Governor Charles D. Baker Jr. signed an executive order on Friday, July 24 that will require people traveling to Massachusetts from out-of-state to take additional precautions upon arrival or risk a daily fine starting on August 1.
The order, which is mandatory, states that anyone over the age of 18 who is not traveling from a low-risk state in terms of COVID-19 has to complete a form upon arrival in addition to following the quarantine advisory. The order also applies to unaccompanied minors.
Massachusetts residents returning from states that are not considered to be low-risk are also required to follow the new mandate.
Gov. Baker identified the current low-risk states as New York, New Jersey, Connecticut, Maine, Rhode Island, Vermont, New Hampshire, and Hawaii.
Failure to comply to the mandate may result in a $500 fine per day at the discretion of local boards of health. Travelers will be informed of the mandate by lodging businesses and Airbnbs upon booking as well as through airlines and bus companies.
Visitors are still expected to quarantine for 14 days unless they are coming from a low-risk state, can produce proof of testing negative for COVID-19 no longer than 72-hours before arriving in the state, are passing through the state, are military personnel, are commuting to work or school, or are patients seeking medical care.
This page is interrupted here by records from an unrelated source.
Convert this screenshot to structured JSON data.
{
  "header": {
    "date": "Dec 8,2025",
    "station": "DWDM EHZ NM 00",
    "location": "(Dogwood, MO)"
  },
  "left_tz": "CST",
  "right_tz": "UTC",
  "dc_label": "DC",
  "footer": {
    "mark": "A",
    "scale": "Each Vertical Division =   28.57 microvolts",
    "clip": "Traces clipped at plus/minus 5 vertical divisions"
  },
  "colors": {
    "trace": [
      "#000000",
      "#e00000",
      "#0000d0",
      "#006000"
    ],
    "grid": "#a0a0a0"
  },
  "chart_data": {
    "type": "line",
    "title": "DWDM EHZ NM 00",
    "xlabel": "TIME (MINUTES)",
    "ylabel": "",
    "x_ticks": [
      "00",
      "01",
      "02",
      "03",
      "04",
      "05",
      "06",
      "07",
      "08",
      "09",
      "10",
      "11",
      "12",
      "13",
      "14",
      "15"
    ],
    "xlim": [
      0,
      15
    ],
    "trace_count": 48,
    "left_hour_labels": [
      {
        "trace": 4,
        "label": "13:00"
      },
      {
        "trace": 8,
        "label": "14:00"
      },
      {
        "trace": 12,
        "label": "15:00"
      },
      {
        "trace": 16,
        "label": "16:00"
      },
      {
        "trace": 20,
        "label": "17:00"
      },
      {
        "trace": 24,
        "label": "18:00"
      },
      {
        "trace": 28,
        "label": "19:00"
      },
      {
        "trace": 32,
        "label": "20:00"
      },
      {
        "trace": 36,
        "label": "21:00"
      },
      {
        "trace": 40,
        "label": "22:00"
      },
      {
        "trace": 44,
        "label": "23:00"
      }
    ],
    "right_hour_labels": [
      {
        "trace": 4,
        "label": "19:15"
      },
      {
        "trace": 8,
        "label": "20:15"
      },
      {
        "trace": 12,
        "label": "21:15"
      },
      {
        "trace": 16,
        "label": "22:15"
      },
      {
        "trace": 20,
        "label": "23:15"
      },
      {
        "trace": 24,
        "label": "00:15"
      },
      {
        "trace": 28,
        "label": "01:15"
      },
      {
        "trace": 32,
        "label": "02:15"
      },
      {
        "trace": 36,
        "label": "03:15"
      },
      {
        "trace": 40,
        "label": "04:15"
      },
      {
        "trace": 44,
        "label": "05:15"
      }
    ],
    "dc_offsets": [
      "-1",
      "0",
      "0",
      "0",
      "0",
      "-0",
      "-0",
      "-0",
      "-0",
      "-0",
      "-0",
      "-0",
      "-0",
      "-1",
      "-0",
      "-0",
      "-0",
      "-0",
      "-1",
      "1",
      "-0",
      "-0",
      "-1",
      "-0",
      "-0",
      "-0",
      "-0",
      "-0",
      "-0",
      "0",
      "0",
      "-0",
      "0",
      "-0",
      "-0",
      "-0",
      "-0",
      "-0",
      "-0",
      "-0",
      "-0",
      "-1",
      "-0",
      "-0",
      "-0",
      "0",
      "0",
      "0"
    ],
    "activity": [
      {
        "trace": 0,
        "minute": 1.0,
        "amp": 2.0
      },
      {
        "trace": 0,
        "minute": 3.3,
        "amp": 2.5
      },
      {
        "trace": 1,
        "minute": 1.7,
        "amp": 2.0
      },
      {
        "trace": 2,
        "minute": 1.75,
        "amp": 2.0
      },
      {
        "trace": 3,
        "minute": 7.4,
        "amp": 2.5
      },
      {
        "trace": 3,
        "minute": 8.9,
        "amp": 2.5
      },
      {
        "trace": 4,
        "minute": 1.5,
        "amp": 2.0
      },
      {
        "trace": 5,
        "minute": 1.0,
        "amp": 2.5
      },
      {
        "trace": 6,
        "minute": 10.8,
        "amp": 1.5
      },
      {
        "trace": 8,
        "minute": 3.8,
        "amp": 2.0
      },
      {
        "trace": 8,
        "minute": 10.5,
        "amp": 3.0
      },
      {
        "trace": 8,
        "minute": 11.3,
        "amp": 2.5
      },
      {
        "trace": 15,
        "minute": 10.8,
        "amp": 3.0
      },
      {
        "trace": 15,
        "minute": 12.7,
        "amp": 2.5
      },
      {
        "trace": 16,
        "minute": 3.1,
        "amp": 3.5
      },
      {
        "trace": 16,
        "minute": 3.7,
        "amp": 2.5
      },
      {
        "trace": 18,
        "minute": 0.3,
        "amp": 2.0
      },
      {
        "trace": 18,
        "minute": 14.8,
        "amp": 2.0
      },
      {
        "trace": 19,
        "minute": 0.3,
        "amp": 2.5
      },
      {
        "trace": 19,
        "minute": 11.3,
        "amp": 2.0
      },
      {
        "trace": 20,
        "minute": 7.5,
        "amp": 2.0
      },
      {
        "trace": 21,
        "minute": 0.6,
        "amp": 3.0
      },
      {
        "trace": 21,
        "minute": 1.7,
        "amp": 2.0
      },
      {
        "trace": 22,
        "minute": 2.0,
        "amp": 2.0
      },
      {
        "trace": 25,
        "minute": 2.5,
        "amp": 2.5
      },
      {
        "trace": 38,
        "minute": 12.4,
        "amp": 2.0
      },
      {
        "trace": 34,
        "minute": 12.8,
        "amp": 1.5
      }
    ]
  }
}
Anyone tested before arriving in the state who has not yet received their result is asked to quarantine until a negative result is obtained. Children ten years and younger traveling with an adult are not required to be tested.
In addition to travelers from low-risk state, several other exemptions apply including transitory travelers passing through the state, people who commute in and out of the state for work or school on at least a weekly basis (not for leisure), patients seeking medical treatment, military personnel, and people who work providing critical infrastructure services.
Complete information for people traveling to and from the state can be found at www.mass.gov/matraveler.
While the order does not apply to people who commute regularly to and from Massachusetts, Gov. Baker said that it will apply to students preparing to return to colleges and universities and people moving to the state. Due to these restrictions, employers are also discouraged from sending employees on out-of-state business trips at this time.
Gov. Baker said that the order has been signed due to an uptick seen in the amount of people traveling to and from the state. He said that travel has gone from "very low" to "low" and the order is meant to keep COVID-19 numbers in the state under control.
Over the past three weeks there has been a continuing upward trend of positive COVID-19 tests in Barnstable County as well as across the state based on data released by the Massachusetts Department of Public Health on Thursday, July 24.
On the Cape this week, a total of 72 people tested positive for the illness compared with 30 cases last week and 19 cases the week before. A total of 1,668 people have tested positive for the disease on the Cape.
There were were 24 new cases of the illness reported on the Cape on Thursday, the highest single-day increase since May.
Three people died from the disease on the Cape over the past week. A total of 155 people have died from COVID-19 in the region.
Across the state there have been a total of 2,066 new cases reported over the past week, up from 1,684 last week and 1,559 from the week before. There have been a total of 114,647 confirmed or probable cases of COVID-19.
Gov. Baker was asked during a news conference on Friday if he was concerned about people letting their guards down when it comes to the disease, citing the recent house party in Chatham that has resulted in at least 13 people being diagnosed with COVID-19.
Two of the people who have tested positive as a result of that party are Chatham residents while the other 11 are form other towns on Cape Cod. The party had between 30 and 50 people in attendance and many of them are employed by local restaurants.
In response, he said that it is important to not give up the gains that the residents of the state have made when it comes to the disease.
The incident in Chatham is an example of what happens then people do not follow the guidelines, he said. He stopped short of saying that people who host large house parties should be fined for doing so, though.
A testing clinic is planned for Monday, July 27 from 10 AM to 2 PM for people who either attended the party or had contact with someone who did. The clinic will be held in the parking lot of 261 George Ryder Road and appointments for that testing can be made by calling the Chatham Health Division at 508-45-5165.
There have been recent delays in the release of COVID-19 data from the Department of Public Health, which are typically updated on the state's website daily around 4 PM. On Thursday, July 23, the numbers were not posted until after 9 PM.
During the news conference on Friday, Health and Human Services Secretary Marylou Sudders said that these delays are the result of the federal government's new rules regarding how COVID-19 data is reported.